4. Talk it up!
Whatever it is you plan to do, talk it up! Talk about what is going to happen, how excited you are about it, what you’ll be seeing and doing, etc. Anticipation is a bit part of the fun of vacation, and if you start talking about what you’ll be doing early your kids will begin to share in your excitement, even if they have no idea what a hike is. Also, it’s important to prepare kids for things that aren’t necessarily going to be fun. If there is a long car ride involved, tell the kids. Prepare them for what is going to come, tell them the behavior you expect out of them, and encourage good behavior by talking about the fun stuff coming up, or distract them by talking about the neat stuff they’ve done.

5. Pick a location, and then pick a date.
Unless you have to pick your vacation dates ahead of time, I think it’s much easier to decide where you want to go, and then research to see when is the best time to go. There’s nothing worse (vacationally speaking) than buying tickets to Costa Rica for a long weekend in April, then finding out that it’s Labor Day weekend, so you’ll have to pay a premium price to go anywhere or do anything. Plus, if you’re flexible with your dates, you can usually score a pretty good deal on tickets and/or lodging.


I really believe you can take kids just about anywhere. With a little thought and a lot of preparation you can have a great vacation with your kids-and not just at Disneyland.




3 comments:

NanaStearns said...

No guarantees with infants, but toddlers and up can be well entertained with a thoughtfully packed car box that can include stories on CD, books, puzzles and games for personal time. My experience was that the more time I invested in 1-1, 2-1 & 3-1 kid time during long car rides (i.e. 8-12 hours)reaped huge rewards. We also played "I SPY" alphabet game; license plate games (I see Vermont!) and guessing games with the adult passenger participating. The driver is relieved of whinning and fussing and the kids know that someone is paying attention to them.

Just a thought from another experienced parent traveling with tykes.

I love your posts!!!

Alibear said...

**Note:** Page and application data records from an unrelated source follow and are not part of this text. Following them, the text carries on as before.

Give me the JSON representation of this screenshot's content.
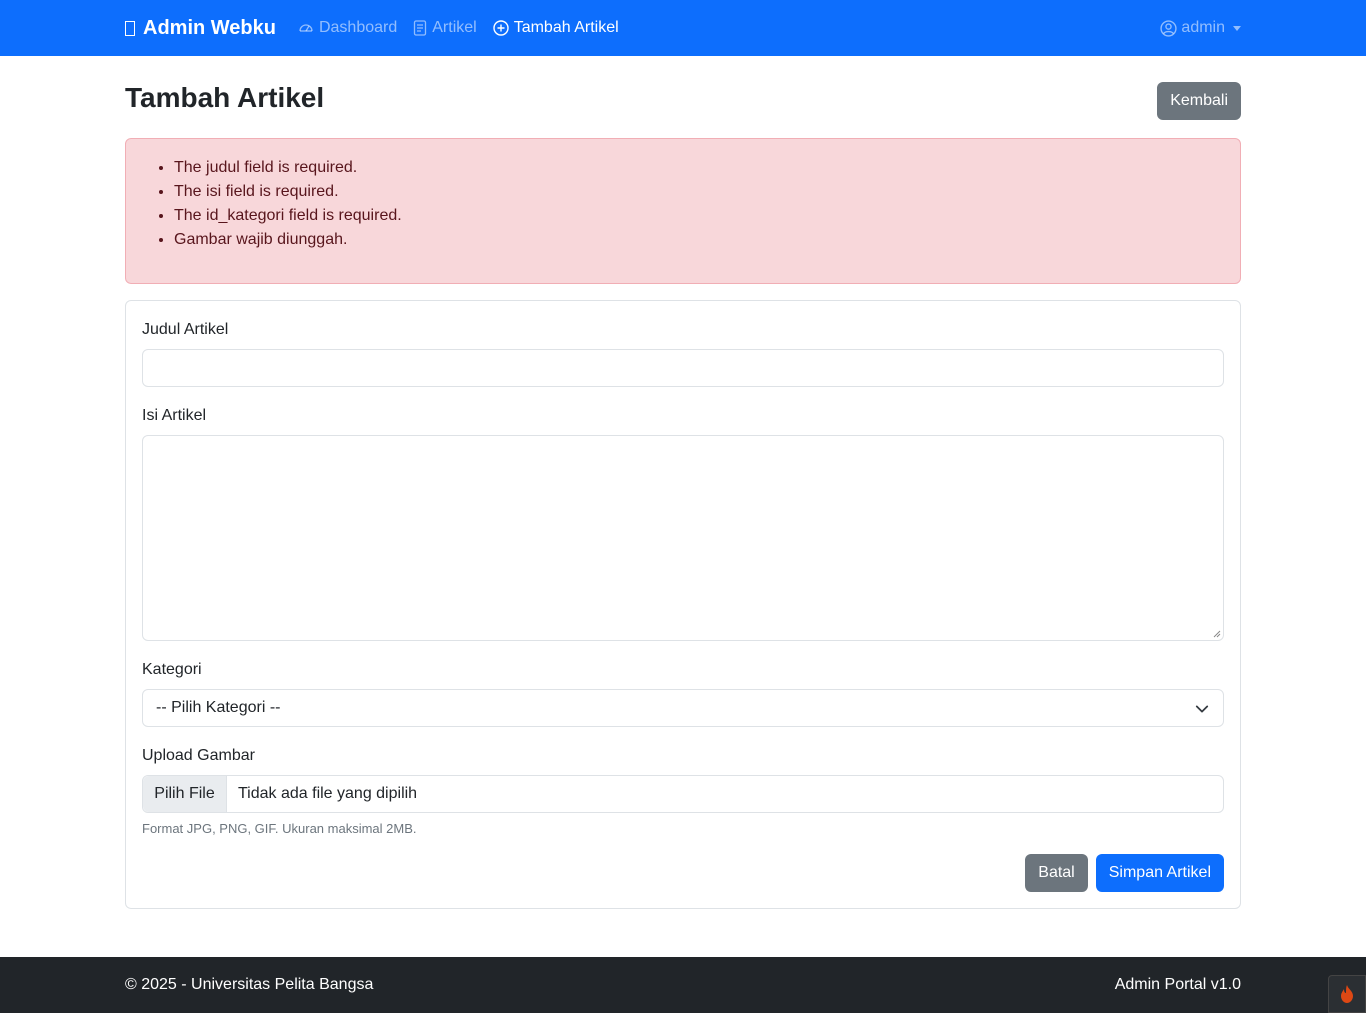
{
  "nav": {
    "brand": "Admin Webku",
    "items": [
      {
        "label": "Dashboard",
        "icon": "speedometer-icon"
      },
      {
        "label": "Artikel",
        "icon": "document-icon"
      },
      {
        "label": "Tambah Artikel",
        "icon": "plus-circle-icon"
      }
    ],
    "user": "admin"
  },
  "page": {
    "title": "Tambah Artikel",
    "back_label": "Kembali"
  },
  "errors": [
    "The judul field is required.",
    "The isi field is required.",
    "The id_kategori field is required.",
    "Gambar wajib diunggah."
  ],
  "form": {
    "judul_label": "Judul Artikel",
    "judul_value": "",
    "isi_label": "Isi Artikel",
    "isi_value": "",
    "kategori_label": "Kategori",
    "kategori_selected": "-- Pilih Kategori --",
    "upload_label": "Upload Gambar",
    "file_button": "Pilih File",
    "file_status": "Tidak ada file yang dipilih",
    "upload_help": "Format JPG, PNG, GIF. Ukuran maksimal 2MB.",
    "cancel_label": "Batal",
    "submit_label": "Simpan Artikel"
  },
  "footer": {
    "left": "© 2025 - Universitas Pelita Bangsa",
    "right": "Admin Portal v1.0"
  },
  "colors": {
    "primary": "#0d6efd",
    "secondary": "#6c757d",
    "danger_bg": "#f8d7da",
    "danger_text": "#58151c",
    "footer_bg": "#212529"
  }
}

I love this series. Keep it up! I can also tell you from experience on long car rides, bribes (or awards) for good behavior worked well for me and my sister on the 5 day drive from Dallas to Pt. Ludlow for a couple years (we were 3-5 and 8-10 then).

When the kids are older and can provide input on trips, my parents asked us, but I rarely "won". I never got to go to Phuket, Thailand to sit on the beach. Instead we went to historical places to learn and experience the culture. Today, I appreciate that. As a tween, I was bummed, but enjoyed the vacations.

Another summer I wanted to get stateside and not pass go other than a little layover. Mom and Dad wouldn't hear of a missed opportunity to see a new country. I wanted western culture, home, and family. Instead, we spent a week in Turkey on our way home. To this day, it is one of the BEST vacations we ever had! Go figure!

And even though I'm a biased photographer, taking pictures of the random memories, not just the sites is fabulous. You may not look back for years, but later, it's so worth it! I treasure a photo of my mom pointing out a man's nakedness on an old relic at an archaeological site in Cypress and I only caught her pulling her hand away and laughing! Capturing the laughter and good times is great!

Christine said...

Fun series Jenni!! As you know, we are Disney fanatics and have lots of super tips...single rider line anyone? Tom and I still need to get our passports, I would LOVE to all go to Europe, try out the MAC flights and military hotels around the world- fun times!